Nelson says Kaiser is “proud of the work” done by its mental health professionals, and points to the advancements the organization has made in health care delivery, like its increasing use of “televisits” to meet patients where they are.
“The fact is, the American health care system has historically been under-resourced for mental health care, and mental health needs have not been addressed with the same urgency as physical health needs,” Nelson wrote. “We at Kaiser Permanente are working to change this.”
The advocates I spoke to all emphasized that the intractable problems plaguing mental health care access are unique to the field—it’s hard to imagine that diabetes patients, for example, are regularly turned away from timely and life-saving check-ups. The reason? Stigma. “Plans for decades considered mental health and substance use care to be a character flaw, not something that was part and parcel of our health care delivery system,” says Angela Kimball, national director of advocacy and public policy at NAMI. “Until plans start thinking about it as something that is just as common and important as cancer or heart disease care, it’s going to be hard for them to change their behavior.”

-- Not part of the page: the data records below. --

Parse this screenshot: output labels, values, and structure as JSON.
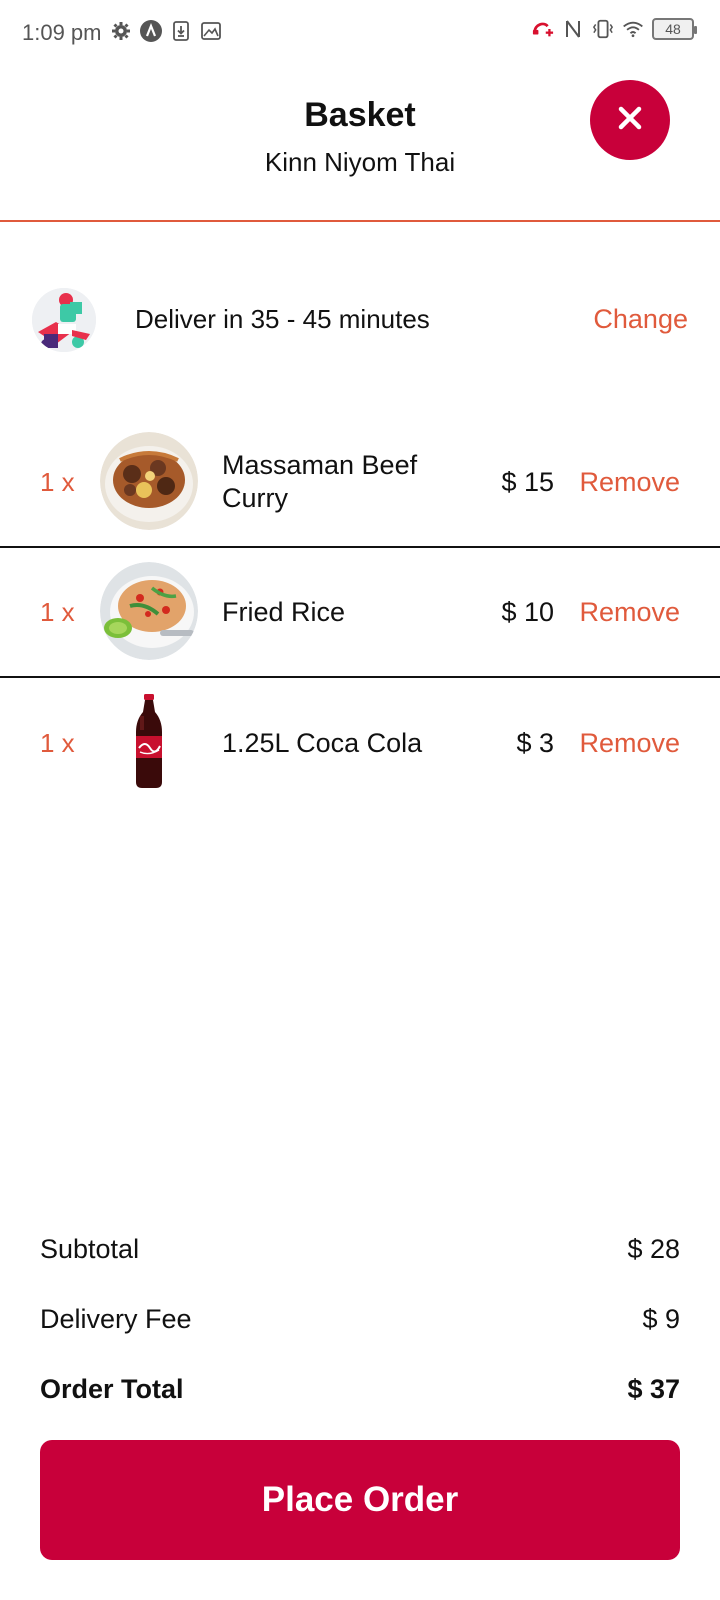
{
  "status_bar": {
    "time": "1:09 pm",
    "battery": "48",
    "left_icons": [
      "gear-icon",
      "assistant-icon",
      "download-icon",
      "image-icon"
    ],
    "right_icons": [
      "call-forward-icon",
      "nfc-icon",
      "vibrate-icon",
      "wifi-icon",
      "battery-icon"
    ]
  },
  "header": {
    "title": "Basket",
    "restaurant": "Kinn Niyom Thai",
    "close_icon": "close-icon"
  },
  "delivery": {
    "text": "Deliver in 35 - 45 minutes",
    "change_label": "Change",
    "icon": "delivery-rider-avatar"
  },
  "items": [
    {
      "qty": "1 x",
      "name": "Massaman Beef Curry",
      "price": "$ 15",
      "remove_label": "Remove",
      "image": "curry-image"
    },
    {
      "qty": "1 x",
      "name": "Fried Rice",
      "price": "$ 10",
      "remove_label": "Remove",
      "image": "fried-rice-image"
    },
    {
      "qty": "1 x",
      "name": "1.25L Coca Cola",
      "price": "$ 3",
      "remove_label": "Remove",
      "image": "coca-cola-bottle-image"
    }
  ],
  "totals": {
    "subtotal_label": "Subtotal",
    "subtotal_value": "$ 28",
    "delivery_fee_label": "Delivery Fee",
    "delivery_fee_value": "$ 9",
    "order_total_label": "Order Total",
    "order_total_value": "$ 37"
  },
  "place_order_label": "Place Order",
  "colors": {
    "accent": "#e05a3c",
    "brand": "#c8003a",
    "text": "#111111"
  }
}
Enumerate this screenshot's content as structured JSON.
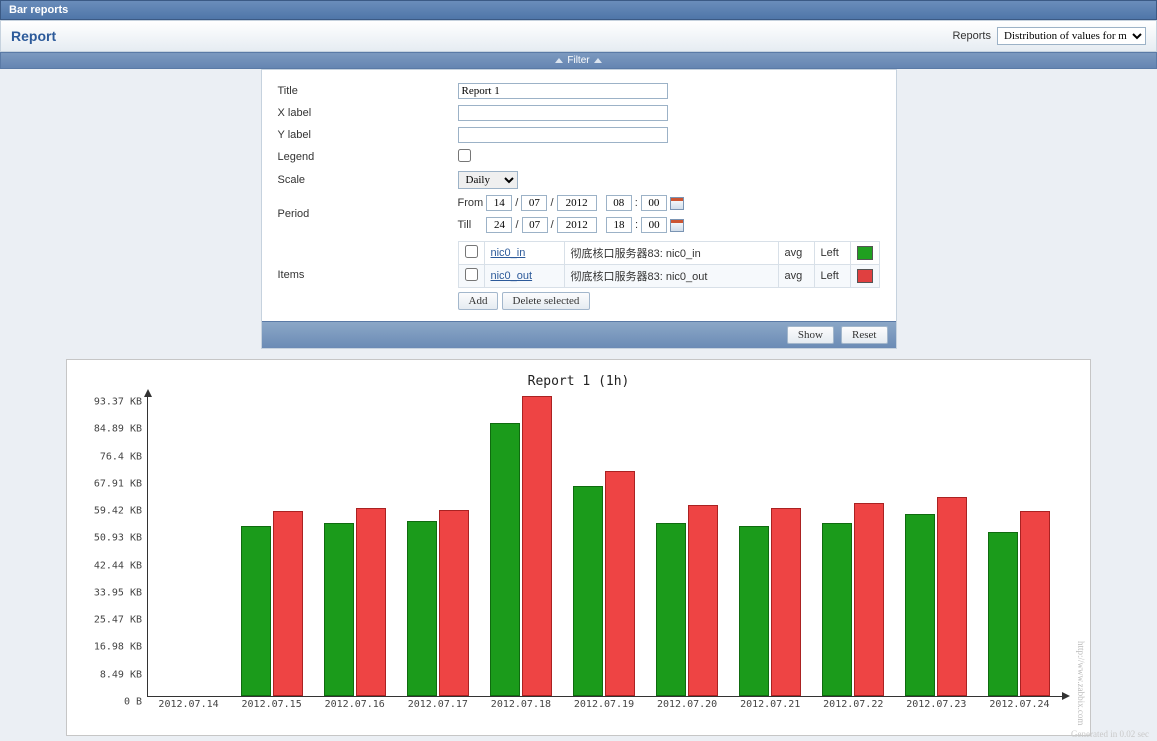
{
  "topbar": {
    "title": "Bar reports"
  },
  "subbar": {
    "title": "Report",
    "reports_label": "Reports",
    "reports_select": "Distribution of values for m"
  },
  "filter": {
    "header": "Filter",
    "title_label": "Title",
    "title_value": "Report 1",
    "xlabel_label": "X label",
    "xlabel_value": "",
    "ylabel_label": "Y label",
    "ylabel_value": "",
    "legend_label": "Legend",
    "scale_label": "Scale",
    "scale_value": "Daily",
    "period_label": "Period",
    "from_label": "From",
    "from_d": "14",
    "from_m": "07",
    "from_y": "2012",
    "from_h": "08",
    "from_min": "00",
    "till_label": "Till",
    "till_d": "24",
    "till_m": "07",
    "till_y": "2012",
    "till_h": "18",
    "till_min": "00",
    "items_label": "Items",
    "items": [
      {
        "name": "nic0_in",
        "host": "彻底核口服务器83: nic0_in",
        "func": "avg",
        "axis": "Left",
        "color": "green"
      },
      {
        "name": "nic0_out",
        "host": "彻底核口服务器83: nic0_out",
        "func": "avg",
        "axis": "Left",
        "color": "red"
      }
    ],
    "add_btn": "Add",
    "delete_btn": "Delete selected",
    "show_btn": "Show",
    "reset_btn": "Reset"
  },
  "chart_data": {
    "type": "bar",
    "title": "Report 1 (1h)",
    "ylabel": "",
    "yticks": [
      "0 B",
      "8.49 KB",
      "16.98 KB",
      "25.47 KB",
      "33.95 KB",
      "42.44 KB",
      "50.93 KB",
      "59.42 KB",
      "67.91 KB",
      "76.4 KB",
      "84.89 KB",
      "93.37 KB"
    ],
    "ylim_kb": [
      0,
      93.37
    ],
    "categories": [
      "2012.07.14",
      "2012.07.15",
      "2012.07.16",
      "2012.07.17",
      "2012.07.18",
      "2012.07.19",
      "2012.07.20",
      "2012.07.21",
      "2012.07.22",
      "2012.07.23",
      "2012.07.24"
    ],
    "series": [
      {
        "name": "nic0_in",
        "color": "green",
        "values_kb": [
          0,
          53.0,
          54.0,
          54.5,
          85.0,
          65.5,
          54.0,
          53.0,
          54.0,
          56.5,
          51.0
        ]
      },
      {
        "name": "nic0_out",
        "color": "red",
        "values_kb": [
          0,
          57.5,
          58.5,
          58.0,
          93.37,
          70.0,
          59.5,
          58.5,
          60.0,
          62.0,
          57.5
        ]
      }
    ]
  },
  "footer": {
    "generated": "Generated in 0.02 sec",
    "watermark": "http://www.zabbix.com"
  }
}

Some states have found ways to tackle parity issues head-on. In 2013, following a growing number of complaints from people being denied mental health care coverage, the New York attorney general’s office launched an industry-wide investigation of insurers’ compliance with state and federal parity statutes. According to a 2018 report on the investigations, the state AG has entered into eight settlement agreements with seven insurers, resulting in $2 million in restitution to patients, sweeping reforms, and a 60 percent decrease in consumer complaints to the office’s health care bureau helpline. New York is “the only state that’s done that,” says former Sen. Patrick Kennedy, whose group, the Kennedy Forum, is organizing parity campaigns across the country. “It’s hard for me to believe that the only people who are being discriminated against all reside within the boundaries of New York, so that means you’ve got the rest of the 49 states with pretty dramatic discrimination and no one’s taking these insurance companies on.”
Without their attorney general’s force, clinicians in California are doing their best to meet their patients where they are. And for her part, Susan Futterman has found her own way to help other families avoid what she went through: Shortly after losing her husband, Futterman went back to school and became a licensed therapist focusing on suicidal ideation. She says she sometimes sees patients who have struggled to get an appointment at Kaiser.
“I felt that the system had failed him incredibly badly, and there was nothing I could do to help him,” she says. “But I thought maybe I could help other people who would otherwise be failed by the medical system. I wanted to do something in his memory, and this was the best I could come up with.”